Waiting for Nothing

Tom Kromer wrote about his life tramping during the Depression, the tricks he used to try and rustle up a free cup of coffee, to get people to give him enough money to flop somewhere warm for the night. He made it out to Santa Rosa by 1931, harvesting grapes and by 1932 was working the fields in Napa. The book was written in 1933 while he was enrolled in the California branch of the Civilian Conservation Corps at Camp Murphys in Calaveras County (north of Angel’s Camp).

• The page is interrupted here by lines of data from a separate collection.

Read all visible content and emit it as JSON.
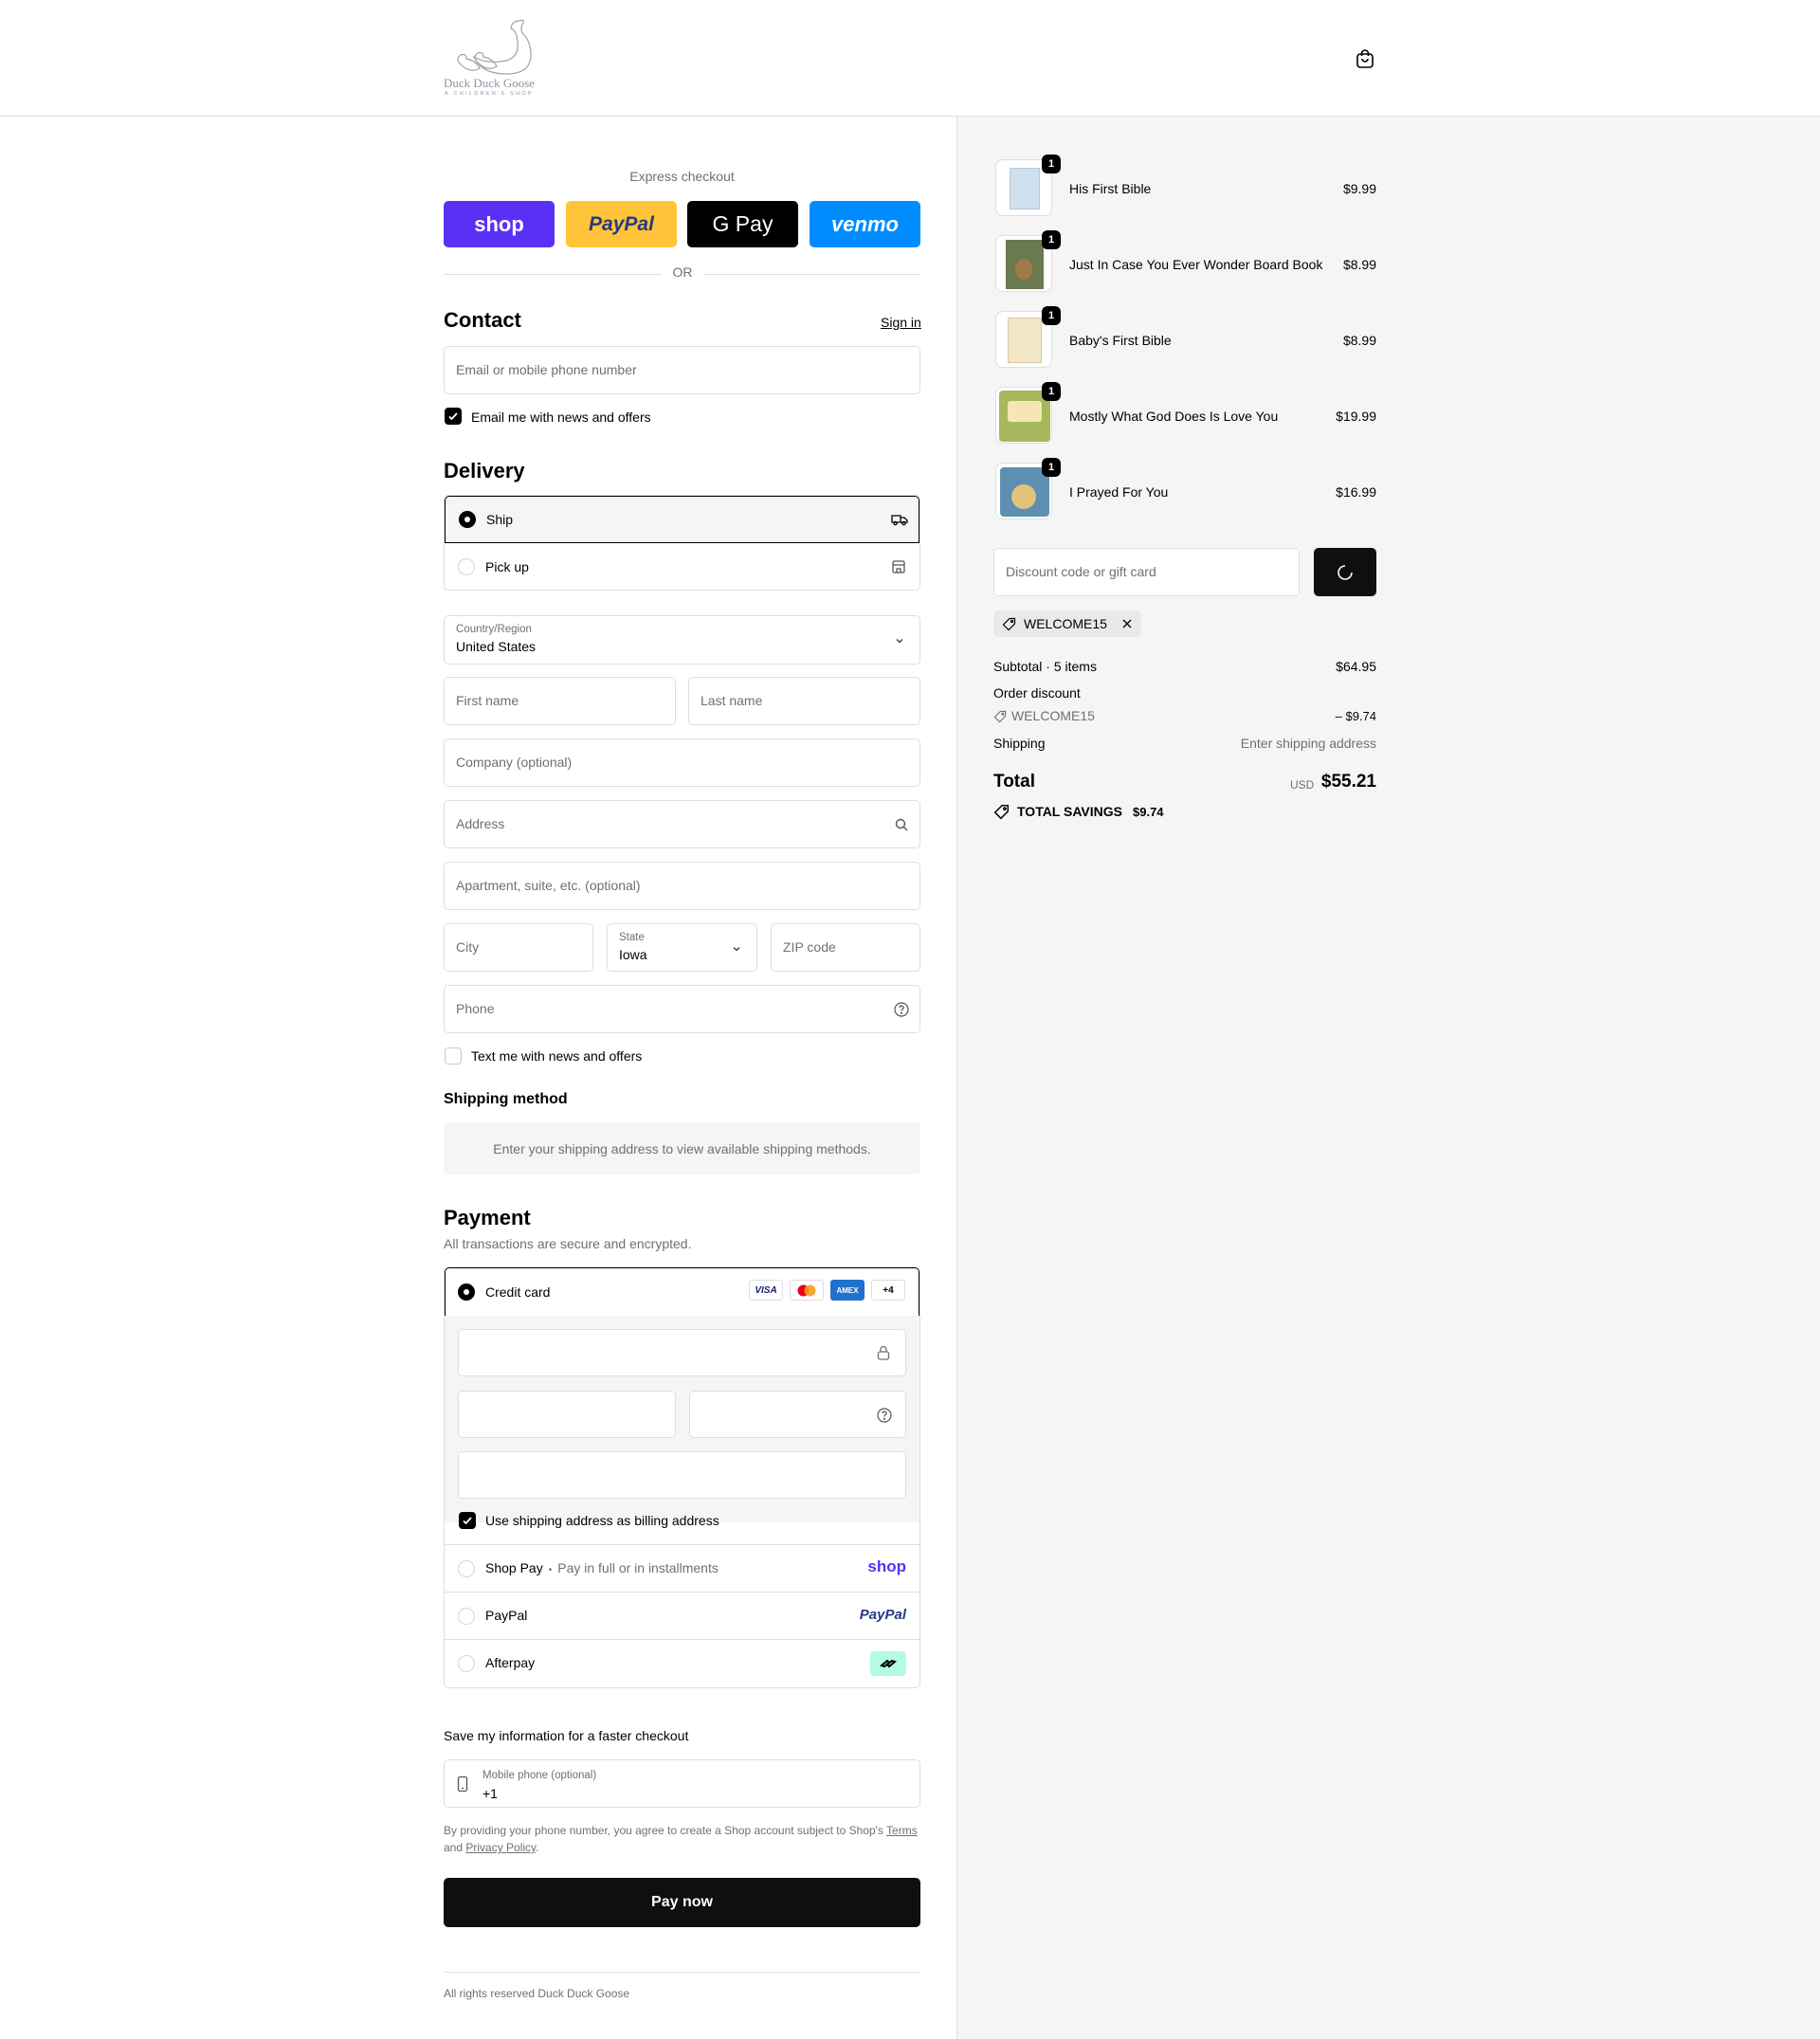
{
  "brand": {
    "name_line1": "Duck Duck Goose",
    "name_line2": "A CHILDREN'S SHOP"
  },
  "express": {
    "title": "Express checkout",
    "buttons": [
      {
        "label": "shop",
        "color": "#5a31f4"
      },
      {
        "label": "PayPal",
        "color": "#ffc439"
      },
      {
        "label": "G Pay",
        "color": "#000000"
      },
      {
        "label": "venmo",
        "color": "#008cff"
      }
    ],
    "or": "OR"
  },
  "contact": {
    "heading": "Contact",
    "sign_in": "Sign in",
    "email_placeholder": "Email or mobile phone number",
    "news_label": "Email me with news and offers",
    "news_checked": true
  },
  "delivery": {
    "heading": "Delivery",
    "options": [
      {
        "label": "Ship",
        "selected": true
      },
      {
        "label": "Pick up",
        "selected": false
      }
    ],
    "country_label": "Country/Region",
    "country_value": "United States",
    "first_name": "First name",
    "last_name": "Last name",
    "company": "Company (optional)",
    "address": "Address",
    "apartment": "Apartment, suite, etc. (optional)",
    "city": "City",
    "state_label": "State",
    "state_value": "Iowa",
    "zip": "ZIP code",
    "phone": "Phone",
    "text_label": "Text me with news and offers",
    "text_checked": false
  },
  "shipping_method": {
    "heading": "Shipping method",
    "notice": "Enter your shipping address to view available shipping methods."
  },
  "payment": {
    "heading": "Payment",
    "subheading": "All transactions are secure and encrypted.",
    "credit_card": "Credit card",
    "card_brands": [
      "VISA",
      "Mastercard",
      "AMEX"
    ],
    "more_brands": "+4",
    "billing_label": "Use shipping address as billing address",
    "billing_checked": true,
    "shop_pay": "Shop Pay",
    "shop_pay_sub": "Pay in full or in installments",
    "shop_pay_logo": "shop",
    "paypal": "PayPal",
    "paypal_logo": "PayPal",
    "afterpay": "Afterpay"
  },
  "save_info": {
    "heading": "Save my information for a faster checkout",
    "mobile_label": "Mobile phone (optional)",
    "mobile_value": "+1",
    "legal_prefix": "By providing your phone number, you agree to create a Shop account subject to Shop's",
    "terms": "Terms",
    "and": "and",
    "privacy": "Privacy Policy",
    "period": "."
  },
  "pay_now": "Pay now",
  "footer": "All rights reserved Duck Duck Goose",
  "cart": {
    "items": [
      {
        "name": "His First Bible",
        "price": "$9.99",
        "qty": "1",
        "color": "#cfe0ee"
      },
      {
        "name": "Just In Case You Ever Wonder Board Book",
        "price": "$8.99",
        "qty": "1",
        "color": "#6a7a4e"
      },
      {
        "name": "Baby's First Bible",
        "price": "$8.99",
        "qty": "1",
        "color": "#f1e6c6"
      },
      {
        "name": "Mostly What God Does Is Love You",
        "price": "$19.99",
        "qty": "1",
        "color": "#a7b85c"
      },
      {
        "name": "I Prayed For You",
        "price": "$16.99",
        "qty": "1",
        "color": "#5d8fb0"
      }
    ],
    "discount_placeholder": "Discount code or gift card",
    "discount_tag": "WELCOME15",
    "subtotal_label": "Subtotal · 5 items",
    "subtotal_value": "$64.95",
    "order_discount_label": "Order discount",
    "order_discount_code": "WELCOME15",
    "order_discount_value": "– $9.74",
    "shipping_label": "Shipping",
    "shipping_value": "Enter shipping address",
    "total_label": "Total",
    "currency": "USD",
    "total_value": "$55.21",
    "savings_label": "TOTAL SAVINGS",
    "savings_value": "$9.74"
  }
}
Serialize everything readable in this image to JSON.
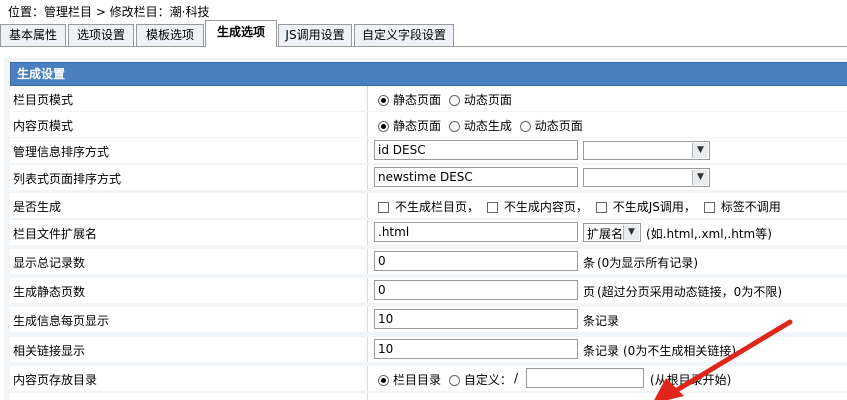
{
  "breadcrumb": "位置：管理栏目 > 修改栏目：潮·科技",
  "tabs": [
    {
      "label": "基本属性"
    },
    {
      "label": "选项设置"
    },
    {
      "label": "模板选项"
    },
    {
      "label": "生成选项",
      "active": true
    },
    {
      "label": "JS调用设置"
    },
    {
      "label": "自定义字段设置"
    }
  ],
  "section_title": "生成设置",
  "rows": {
    "list_page_mode": {
      "label": "栏目页模式",
      "options": [
        "静态页面",
        "动态页面"
      ],
      "selected": "静态页面"
    },
    "content_page_mode": {
      "label": "内容页模式",
      "options": [
        "静态页面",
        "动态生成",
        "动态页面"
      ],
      "selected": "静态页面"
    },
    "admin_sort": {
      "label": "管理信息排序方式",
      "value": "id DESC"
    },
    "list_sort": {
      "label": "列表式页面排序方式",
      "value": "newstime DESC"
    },
    "generate": {
      "label": "是否生成",
      "options": [
        "不生成栏目页，",
        "不生成内容页，",
        "不生成JS调用，",
        "标签不调用"
      ]
    },
    "ext": {
      "label": "栏目文件扩展名",
      "value": ".html",
      "select": "扩展名",
      "hint": "(如.html,.xml,.htm等)"
    },
    "total": {
      "label": "显示总记录数",
      "value": "0",
      "unit": "条",
      "hint": "(0为显示所有记录)"
    },
    "static_pages": {
      "label": "生成静态页数",
      "value": "0",
      "unit": "页",
      "hint": "(超过分页采用动态链接，0为不限)"
    },
    "per_page": {
      "label": "生成信息每页显示",
      "value": "10",
      "unit": "条记录"
    },
    "related": {
      "label": "相关链接显示",
      "value": "10",
      "unit": "条记录",
      "hint": "(0为不生成相关链接)"
    },
    "storage": {
      "label": "内容页存放目录",
      "options": [
        "栏目目录",
        "自定义："
      ],
      "selected": "栏目目录",
      "slash": "/",
      "hint": "(从根目录开始)"
    }
  },
  "colors": {
    "header": "#4a7fc0",
    "arrow": "#e0261b"
  }
}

One great story in here about a trick he learns from another tramp—to buy a donut, drop it on a corner where women wait for a streetcar, wait for a different group of ladies to arrive, walk up to the donut and stare at it, then scurry away to eat it behind a telephone pole. Women would come up and give money to him after seeing that act. Tales of bums huffing the gas that runs the heating system, gas hounds who soak a handkerchief full of gas and drip it into a glass mixed with water, called “derail.” Bums hunkered down in an abandoned building to sleep in the rain, hustled out by cops. Taking pennies and trying to barter for half loaves of stale bread hoping that the baker would just give you the loaf. Walking into fancy restaurants and loudly asking the manager for a meal so he’d make a big deal of being generous in front of customers. Riding the rails out west where it’s at least warm and hiding money in his bandaged arm. And the mysterious chapter 4—which disappeared from some versions of the book—where a he accepts hospitality from a “fairy” dressed up in women’s clothes who offers him a meal and a warm bed.